An Axxam official told CBA News that covered under this agreement are reporter-gene applications and related technologies, including a photoprotein for calcium mobilization assays; a secreted luciferase for reporter gene applications; and a real-time, non-invasive, luminescence-based cyclic adenosine monophosphate-detection method.
“We were … interested in enriching our patent and IP portfolio in terms of screening technologies,” CEO and co-founder Stefan Lohmer said this week. “For us, it made sense to enrich our portfolio, and in particular with the photoproteins, where we already have our own IP.”
He said the acquisitions will eventually help Axxam attain patents to cover discoveries such as new Ca2+-activated photoproteins with improved light generation, reporter gene systems, and novel green-fluorescent proteins.
The deal will also allow Axxam to offer clients its own luciferase and green fluorescent protein. “We will not need to pay royalties to other technology providers,” said Lohmer.
The company is also looking to develop and patent new tools for embryonic stem-cell research that can stably express reporter genes, such as transgenic animals that can express photoproteins in vivo.
Axxam also wants to develop next-generation technologies for high-throughput screening, Lohmer said. “For things such as [cyclic-nucleotide-gated] channel technologies and photoproteins, it is fundamental that you have generic assay formats to measure any kind of calcium release or cAMP modification, which are the two principal molecules now being detected in HTS campaigns.”
Axxam currently sells the Photina luminescent protein, a chimeric photoprotein that can detect any variation in intracellular Ca2+ concentration, he said.

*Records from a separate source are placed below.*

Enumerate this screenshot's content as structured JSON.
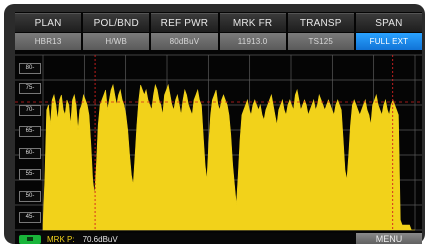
{
  "menu": {
    "labels": [
      "PLAN",
      "POL/BND",
      "REF PWR",
      "MRK FR",
      "TRANSP",
      "SPAN"
    ],
    "values": [
      "HBR13",
      "H/WB",
      "80dBuV",
      "11913.0",
      "TS125",
      "FULL EXT"
    ],
    "active_index": 5
  },
  "scale": [
    "80-",
    "75-",
    "70-",
    "65-",
    "60-",
    "55-",
    "50-",
    "45-"
  ],
  "status": {
    "marker_label": "MRK P:",
    "marker_value": "70.6dBuV",
    "menu_button": "MENU"
  },
  "colors": {
    "trace": "#f2d21a",
    "grid": "#5a5a5a",
    "marker": "#d42020",
    "active": "#1e8cf0"
  },
  "chart_data": {
    "type": "area",
    "title": "",
    "xlabel": "",
    "ylabel": "dBuV",
    "ylim": [
      45,
      80
    ],
    "grid": true,
    "marker_value": 70.6,
    "values": [
      46,
      55,
      69,
      70,
      66,
      71,
      72,
      70,
      67,
      71,
      72,
      69,
      68,
      71,
      70,
      66,
      71,
      72,
      70,
      65,
      69,
      70,
      72,
      71,
      70,
      68,
      62,
      55,
      52,
      58,
      66,
      70,
      71,
      72,
      73,
      69,
      71,
      73,
      74,
      72,
      70,
      72,
      73,
      71,
      70,
      68,
      65,
      60,
      56,
      54,
      60,
      66,
      71,
      74,
      73,
      72,
      73,
      71,
      70,
      69,
      72,
      74,
      73,
      71,
      70,
      68,
      72,
      73,
      74,
      72,
      70,
      69,
      71,
      72,
      70,
      68,
      71,
      73,
      72,
      70,
      69,
      68,
      71,
      72,
      73,
      71,
      70,
      64,
      58,
      55,
      62,
      68,
      71,
      72,
      73,
      70,
      69,
      71,
      72,
      71,
      70,
      68,
      64,
      58,
      54,
      50,
      56,
      63,
      68,
      69,
      70,
      71,
      69,
      68,
      70,
      71,
      70,
      69,
      70,
      68,
      67,
      69,
      70,
      71,
      72,
      70,
      68,
      66,
      69,
      70,
      71,
      69,
      68,
      70,
      71,
      70,
      69,
      72,
      73,
      71,
      69,
      70,
      71,
      70,
      68,
      69,
      70,
      71,
      69,
      70,
      72,
      71,
      70,
      69,
      70,
      71,
      70,
      69,
      68,
      70,
      71,
      70,
      69,
      63,
      57,
      55,
      60,
      66,
      70,
      71,
      70,
      69,
      68,
      69,
      70,
      71,
      69,
      68,
      66,
      70,
      71,
      72,
      70,
      69,
      68,
      70,
      71,
      69,
      68,
      70,
      71,
      70,
      69,
      68,
      47,
      46,
      46,
      46,
      46,
      46,
      45,
      45,
      45
    ]
  }
}
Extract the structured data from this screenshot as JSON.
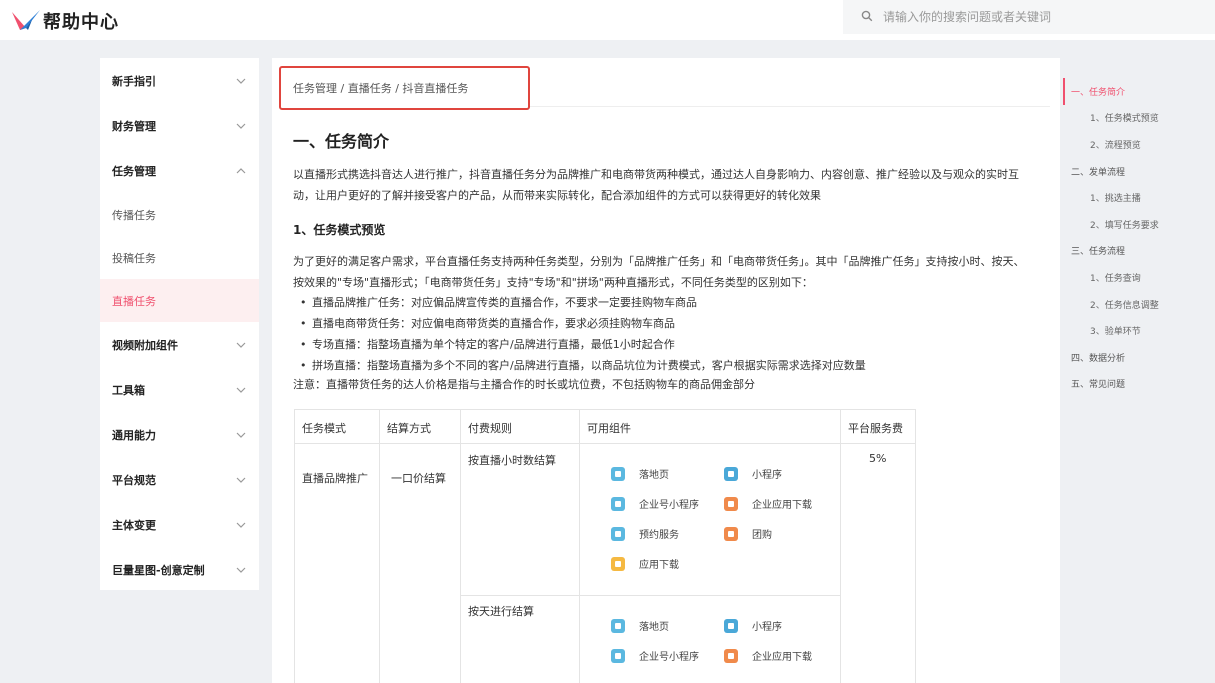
{
  "header": {
    "logo_text": "帮助中心",
    "search_placeholder": "请输入你的搜索问题或者关键词",
    "brand_color": "#f0506e"
  },
  "sidebar": {
    "items": [
      {
        "label": "新手指引",
        "type": "group",
        "expanded": false
      },
      {
        "label": "财务管理",
        "type": "group",
        "expanded": false
      },
      {
        "label": "任务管理",
        "type": "group",
        "expanded": true
      },
      {
        "label": "传播任务",
        "type": "sub"
      },
      {
        "label": "投稿任务",
        "type": "sub"
      },
      {
        "label": "直播任务",
        "type": "sub",
        "active": true
      },
      {
        "label": "视频附加组件",
        "type": "group",
        "expanded": false
      },
      {
        "label": "工具箱",
        "type": "group",
        "expanded": false
      },
      {
        "label": "通用能力",
        "type": "group",
        "expanded": false
      },
      {
        "label": "平台规范",
        "type": "group",
        "expanded": false
      },
      {
        "label": "主体变更",
        "type": "group",
        "expanded": false
      },
      {
        "label": "巨量星图-创意定制",
        "type": "group",
        "expanded": false
      }
    ]
  },
  "main": {
    "breadcrumb": "任务管理 / 直播任务 / 抖音直播任务",
    "title": "一、任务简介",
    "intro_line1": "以直播形式携选抖音达人进行推广，抖音直播任务分为品牌推广和电商带货两种模式，通过达人自身影响力、内容创意、推广经验以及与观众的实时互",
    "intro_line2": "动，让用户更好的了解并接受客户的产品，从而带来实际转化，配合添加组件的方式可以获得更好的转化效果",
    "section_title": "1、任务模式预览",
    "section_line1": "为了更好的满足客户需求，平台直播任务支持两种任务类型，分别为「品牌推广任务」和「电商带货任务」。其中「品牌推广任务」支持按小时、按天、",
    "section_line2": "按效果的\"专场\"直播形式；「电商带货任务」支持\"专场\"和\"拼场\"两种直播形式，不同任务类型的区别如下：",
    "bullets": [
      "直播品牌推广任务：对应偏品牌宣传类的直播合作，不要求一定要挂购物车商品",
      "直播电商带货任务：对应偏电商带货类的直播合作，要求必须挂购物车商品",
      "专场直播：指整场直播为单个特定的客户/品牌进行直播，最低1小时起合作",
      "拼场直播：指整场直播为多个不同的客户/品牌进行直播，以商品坑位为计费模式，客户根据实际需求选择对应数量"
    ],
    "note": "注意：直播带货任务的达人价格是指与主播合作的时长或坑位费，不包括购物车的商品佣金部分",
    "table": {
      "headers": [
        "任务模式",
        "结算方式",
        "付费规则",
        "可用组件",
        "平台服务费"
      ],
      "mode": "直播品牌推广",
      "settlement": "一口价结算",
      "fee": "5%",
      "rule1": "按直播小时数结算",
      "rule2": "按天进行结算",
      "components1": [
        {
          "name": "落地页",
          "icon": "landing-page-icon",
          "color": "#5bb8e0"
        },
        {
          "name": "小程序",
          "icon": "mini-program-icon",
          "color": "#4aa8d8"
        },
        {
          "name": "企业号小程序",
          "icon": "enterprise-mini-program-icon",
          "color": "#5bb8e0"
        },
        {
          "name": "企业应用下载",
          "icon": "enterprise-app-download-icon",
          "color": "#f08a4b"
        },
        {
          "name": "预约服务",
          "icon": "booking-service-icon",
          "color": "#5bb8e0"
        },
        {
          "name": "团购",
          "icon": "group-buy-icon",
          "color": "#f08a4b"
        },
        {
          "name": "应用下载",
          "icon": "app-download-icon",
          "color": "#f5b942"
        }
      ],
      "components2": [
        {
          "name": "落地页",
          "icon": "landing-page-icon",
          "color": "#5bb8e0"
        },
        {
          "name": "小程序",
          "icon": "mini-program-icon",
          "color": "#4aa8d8"
        },
        {
          "name": "企业号小程序",
          "icon": "enterprise-mini-program-icon",
          "color": "#5bb8e0"
        },
        {
          "name": "企业应用下载",
          "icon": "enterprise-app-download-icon",
          "color": "#f08a4b"
        }
      ]
    }
  },
  "toc": {
    "items": [
      {
        "label": "一、任务简介",
        "level": 1,
        "active": true
      },
      {
        "label": "1、任务模式预览",
        "level": 2
      },
      {
        "label": "2、流程预览",
        "level": 2
      },
      {
        "label": "二、发单流程",
        "level": 1
      },
      {
        "label": "1、挑选主播",
        "level": 2
      },
      {
        "label": "2、填写任务要求",
        "level": 2
      },
      {
        "label": "三、任务流程",
        "level": 1
      },
      {
        "label": "1、任务查询",
        "level": 2
      },
      {
        "label": "2、任务信息调整",
        "level": 2
      },
      {
        "label": "3、验单环节",
        "level": 2
      },
      {
        "label": "四、数据分析",
        "level": 1
      },
      {
        "label": "五、常见问题",
        "level": 1
      }
    ]
  }
}
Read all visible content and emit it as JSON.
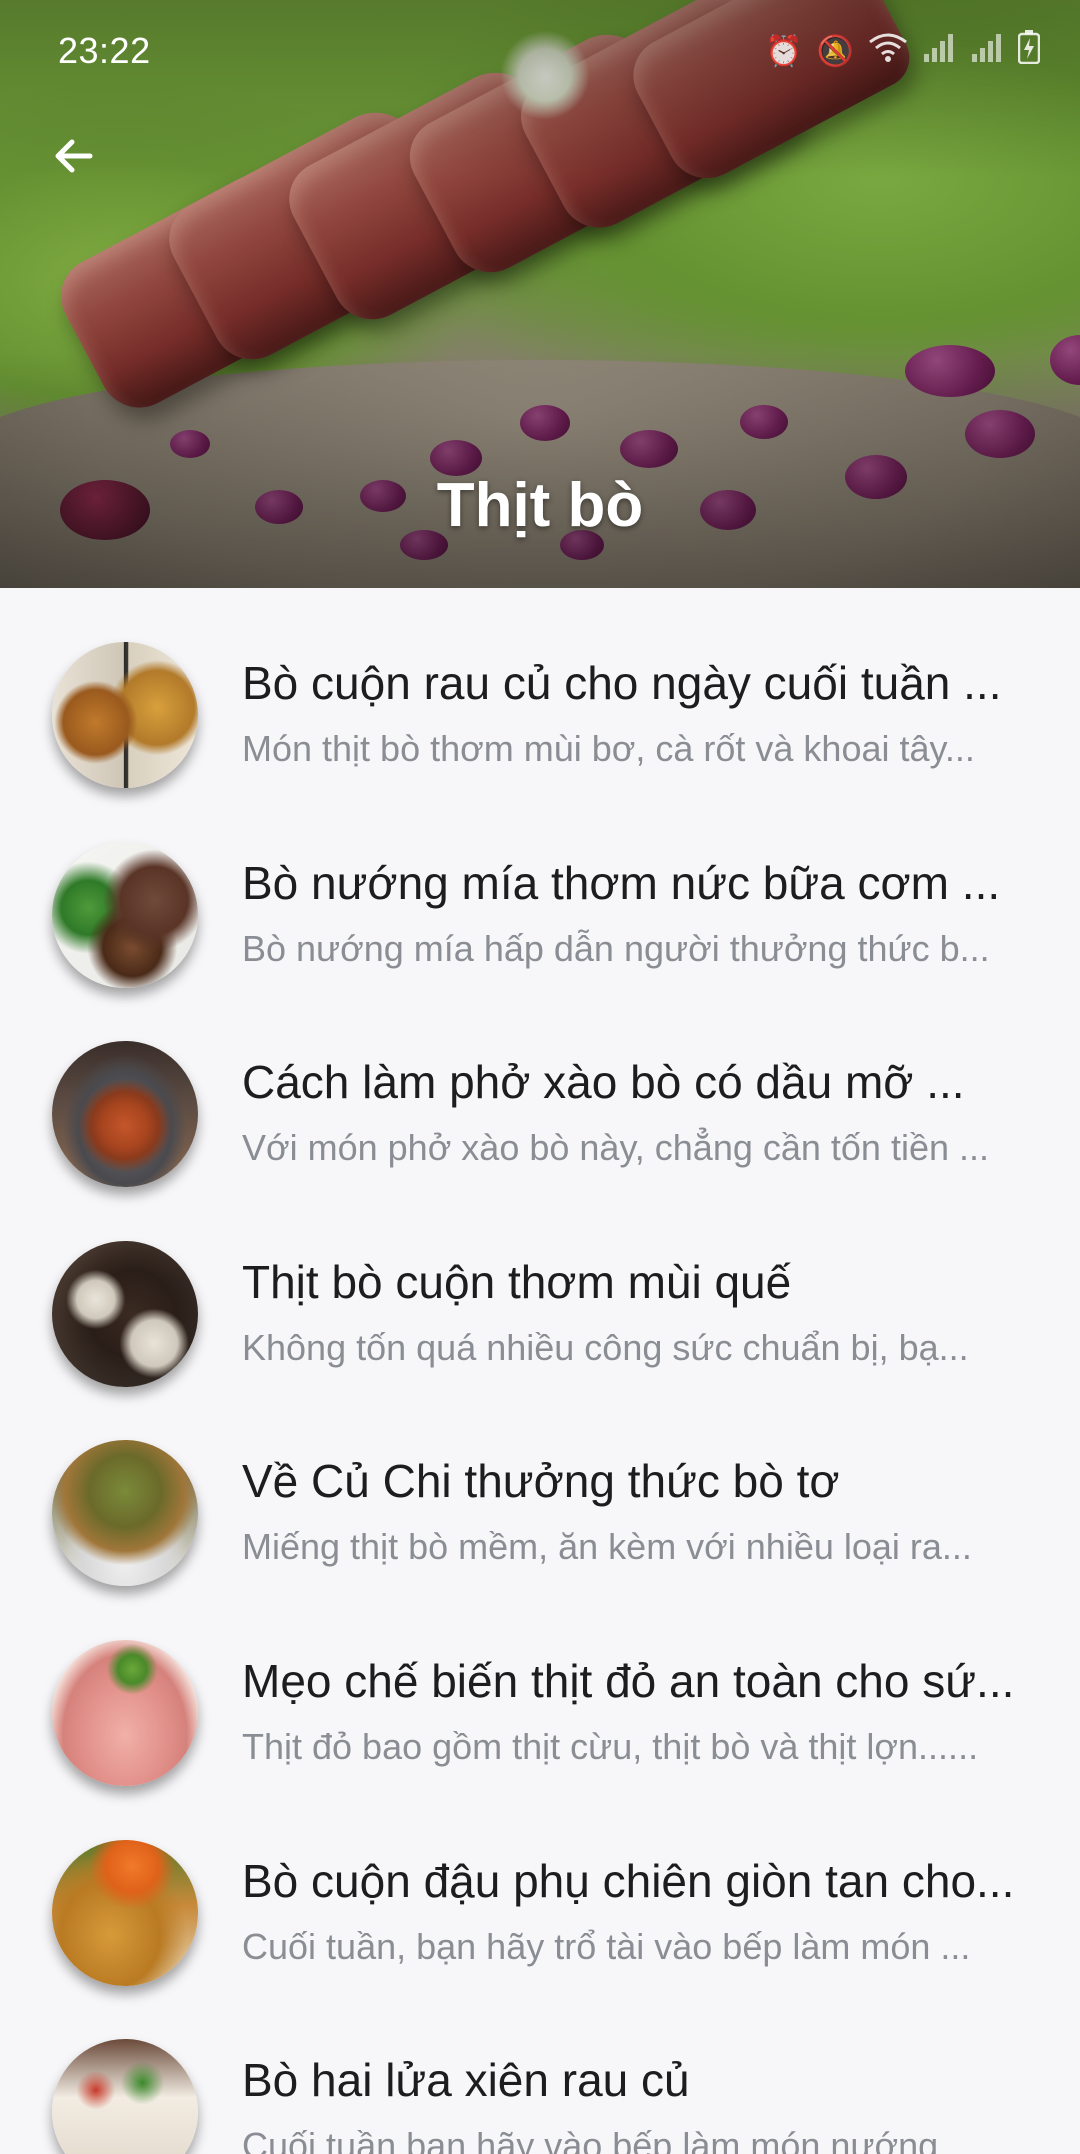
{
  "status_bar": {
    "time": "23:22",
    "icons": [
      "alarm-icon",
      "mute-icon",
      "wifi-icon",
      "signal-icon",
      "signal-icon",
      "battery-charging-icon"
    ]
  },
  "header": {
    "title": "Thịt bò",
    "back_icon": "arrow-left-icon"
  },
  "items": [
    {
      "title": "Bò cuộn rau củ cho ngày cuối tuần ...",
      "description": "Món thịt bò thơm mùi bơ, cà rốt và khoai tây..."
    },
    {
      "title": "Bò nướng mía thơm nức bữa cơm ...",
      "description": "Bò nướng mía hấp dẫn người thưởng thức b..."
    },
    {
      "title": "Cách làm phở xào bò có dầu mỡ ...",
      "description": "Với món phở xào bò này, chẳng cần tốn tiền ..."
    },
    {
      "title": "Thịt bò cuộn thơm mùi quế",
      "description": "Không tốn quá nhiều công sức chuẩn bị, bạ..."
    },
    {
      "title": "Về Củ Chi thưởng thức bò tơ",
      "description": "Miếng thịt bò mềm, ăn kèm với nhiều loại ra..."
    },
    {
      "title": "Mẹo chế biến thịt đỏ an toàn cho sứ...",
      "description": "Thịt đỏ bao gồm thịt cừu, thịt bò và thịt lợn......"
    },
    {
      "title": "Bò cuộn đậu phụ chiên giòn tan cho...",
      "description": "Cuối tuần, bạn hãy trổ tài vào bếp làm món ..."
    },
    {
      "title": "Bò hai lửa xiên rau củ",
      "description": "Cuối tuần bạn hãy vào bếp làm món nướng"
    }
  ]
}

In May 2007, Axxam tapped PerkinElmer to be the exclusive worldwide distributor of the technology (see CBA News, 5/25/07).
Axxam has a longstanding history with Bayer. Lohmer was the head of Bayer’s advanced technology group in Milan, Italy, which was subsequently spun out as Axxam in November 2001.
Bayer was “quite sure that we would be the best user of those kinds of technologies, and maybe later, make wide commercial use of these reagents,” said Lohmer.
“In the short-term, it will allow us to offer better technologies, and allow us to convince potential clients to work with us,” he said.